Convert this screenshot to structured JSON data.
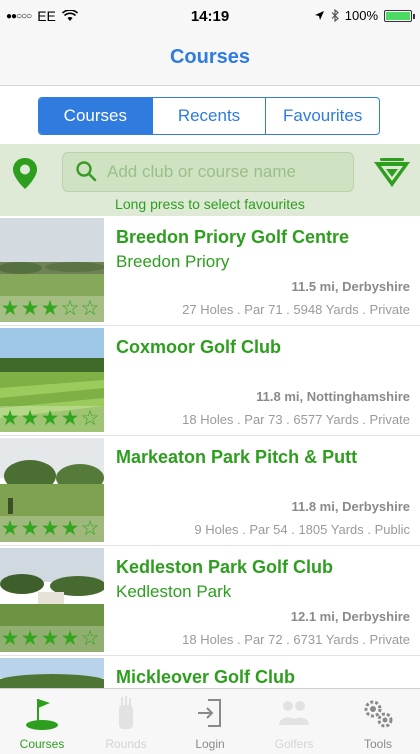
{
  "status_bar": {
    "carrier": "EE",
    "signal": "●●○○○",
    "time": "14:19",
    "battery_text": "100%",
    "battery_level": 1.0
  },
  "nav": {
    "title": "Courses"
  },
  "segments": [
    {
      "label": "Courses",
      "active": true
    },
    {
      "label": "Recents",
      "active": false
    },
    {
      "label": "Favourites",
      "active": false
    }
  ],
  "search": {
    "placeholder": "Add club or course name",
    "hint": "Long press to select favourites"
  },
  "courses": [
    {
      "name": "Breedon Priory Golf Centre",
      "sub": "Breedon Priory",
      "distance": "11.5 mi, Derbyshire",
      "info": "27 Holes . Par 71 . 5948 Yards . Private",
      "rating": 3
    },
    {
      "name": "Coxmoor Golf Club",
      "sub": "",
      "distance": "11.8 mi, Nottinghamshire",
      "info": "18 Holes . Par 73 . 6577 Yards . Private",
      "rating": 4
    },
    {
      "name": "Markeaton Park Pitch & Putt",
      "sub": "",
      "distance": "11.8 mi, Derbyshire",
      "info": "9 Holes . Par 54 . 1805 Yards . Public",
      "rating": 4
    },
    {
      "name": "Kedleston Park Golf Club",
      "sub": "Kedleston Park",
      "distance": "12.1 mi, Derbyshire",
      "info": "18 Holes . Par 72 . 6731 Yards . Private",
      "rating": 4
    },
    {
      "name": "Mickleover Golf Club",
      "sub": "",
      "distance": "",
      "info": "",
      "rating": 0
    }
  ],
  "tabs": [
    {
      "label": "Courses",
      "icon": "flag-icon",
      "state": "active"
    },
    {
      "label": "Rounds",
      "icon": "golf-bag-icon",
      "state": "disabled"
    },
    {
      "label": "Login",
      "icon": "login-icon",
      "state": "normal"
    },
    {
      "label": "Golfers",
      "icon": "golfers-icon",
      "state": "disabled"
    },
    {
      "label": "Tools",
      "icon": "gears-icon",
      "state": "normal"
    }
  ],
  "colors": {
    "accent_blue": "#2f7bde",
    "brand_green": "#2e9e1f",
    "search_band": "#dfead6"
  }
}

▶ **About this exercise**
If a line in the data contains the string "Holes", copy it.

▶ **Output for this exercise**
      "info": "27 Holes . Par 71 . 5948 Yards . Private",
      "info": "18 Holes . Par 73 . 6577 Yards . Private",
      "info": "9 Holes . Par 54 . 1805 Yards . Public",
      "info": "18 Holes . Par 72 . 6731 Yards . Private",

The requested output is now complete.